Heat Pumps

What are the general guidelines for return and supply air temps for heat pumps?


There are a lot of conditions that will vary when testing heat pumps. You will not obtain the 90 -100 degree temps that a furnace will give off. When testing HP’s, I usually get temps ranging around 75 - 80 degrees F. They are also garbage in single family homes in my area.

The only time I see HP’s (in my area) is in condo’s and town homes.

Thanks Dave,
I knew that the supply temps were lower, but was not sure exactly. And yes they are garbage. I hate them. Even in Atlanta area sometimes the temps get too low for a HP to work properly.
Thanks Again,

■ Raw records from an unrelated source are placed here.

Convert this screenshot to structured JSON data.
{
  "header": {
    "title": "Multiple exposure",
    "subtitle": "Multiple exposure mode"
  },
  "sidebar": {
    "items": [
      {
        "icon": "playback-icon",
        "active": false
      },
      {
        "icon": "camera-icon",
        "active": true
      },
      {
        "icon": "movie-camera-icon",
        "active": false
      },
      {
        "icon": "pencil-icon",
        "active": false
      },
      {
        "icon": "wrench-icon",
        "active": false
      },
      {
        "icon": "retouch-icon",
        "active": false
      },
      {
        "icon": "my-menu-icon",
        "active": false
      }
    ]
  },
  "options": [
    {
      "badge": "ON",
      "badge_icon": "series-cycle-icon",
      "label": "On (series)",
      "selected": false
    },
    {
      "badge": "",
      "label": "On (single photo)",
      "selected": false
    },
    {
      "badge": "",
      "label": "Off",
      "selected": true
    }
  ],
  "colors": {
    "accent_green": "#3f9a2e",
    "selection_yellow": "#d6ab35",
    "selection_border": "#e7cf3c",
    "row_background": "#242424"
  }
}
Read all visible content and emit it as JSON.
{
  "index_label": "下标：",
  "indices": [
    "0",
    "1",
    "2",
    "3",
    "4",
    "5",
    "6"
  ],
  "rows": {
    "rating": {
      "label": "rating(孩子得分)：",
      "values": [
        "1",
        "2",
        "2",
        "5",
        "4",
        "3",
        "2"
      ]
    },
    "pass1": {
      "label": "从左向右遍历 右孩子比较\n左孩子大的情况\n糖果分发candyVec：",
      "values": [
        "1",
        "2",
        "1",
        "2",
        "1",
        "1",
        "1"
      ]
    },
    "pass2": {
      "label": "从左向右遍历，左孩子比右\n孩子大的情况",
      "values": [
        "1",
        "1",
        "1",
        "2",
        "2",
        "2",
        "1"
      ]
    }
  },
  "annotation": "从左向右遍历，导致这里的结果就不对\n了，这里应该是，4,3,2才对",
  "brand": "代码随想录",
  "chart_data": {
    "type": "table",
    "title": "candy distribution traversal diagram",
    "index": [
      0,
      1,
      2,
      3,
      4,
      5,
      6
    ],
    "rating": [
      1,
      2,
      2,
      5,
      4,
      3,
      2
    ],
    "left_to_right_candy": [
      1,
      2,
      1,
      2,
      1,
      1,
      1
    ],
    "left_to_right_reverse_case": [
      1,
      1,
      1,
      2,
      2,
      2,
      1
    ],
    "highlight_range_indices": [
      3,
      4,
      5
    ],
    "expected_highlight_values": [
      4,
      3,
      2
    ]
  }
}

Try this brand instead. This is going in my new house.

I had a dual fuel system installed in my home in October.

Heat pump is set to 30 degrees and when the temps fall below 30 the 93% gas furnace kicks on. I also have a 40,000 BTU fireplace blower that I use and I run the fan on the on position.

The only complaint I have is the heat pump is somewhat noisy during the defrost mode.

My electric bill was on $9 higher this past billing period. Still waiting on the gas bill as they did an estimate last month.

So I would agree the heat pumps are garbage if used in a colder climates and there is no backup system.

The Acadia looks like a nice system. I like there site and plan on reviewing.
Thanks for the link.

You have to realize that there are basically two types of heat pumps.

There are those that are less than SEER 13 which use R22 refrigerant.
These are the ones that have the bad reputation.

And there are those that are SEER 13 and up that use R410 refrigerant.
These are the ones that work very well, even down to below 30 if they are installed correctly. You will see up to 105 degree air out of these in some conditions with no backup heat activated.

Some units have a jumper selection inside called “quiet shift”.

This will quiet down the noise you get when it reverses for the defrost mode.

Thanks, I will see if that is available on my model heat pump.

Heat pumps are very ‘popular’ in my area and are vigorously promoted by the power company. (personally, I have gaws furnaces in my house) The temps I see in inspections depends on the outside air temperature at the time. Anything up to about 90 + is possible if the outside temp is warm enough. Without stating an exact range I look at heat performance (supply vs return) the same way I look at cooling performance in the summer.

There are none, because of the limitations of a Home Inspector’s certification you can not get the added information needed.
Supply/Return delta doesn’t work well in cooling and works less in heat.

My 16 yr old Heat Pump produces 117 degrees @17 OA (equipment modification).

The Arcadia unit is an interesting Heat Pump.

What makes it work?
Why do you save money with this unit?
Why can it work in Alaska?

Anyone know how this is?

They call it opti-cycle, it has two compressors.

When does their patent run out so the other guy’s can use it?

Nothing new to the refrigeration industry.

Why does a Heat Pump loose so much capacity when it gets cold?

Uhhhhh, not much heat to pump???


That answers part one of a three part answer! :wink:

Keep going Brian!

Higher compression

Well, I’m not exactly sure what you mean by that.

But in this regard, I’ll give you a hint.
When it gets colder outside the density of the refrigerant vapor reduces, and potential capacity declines. This results in lower compression ratios (but also lower power consumption).

But what will cause this? Besides less heat in the outdoor air?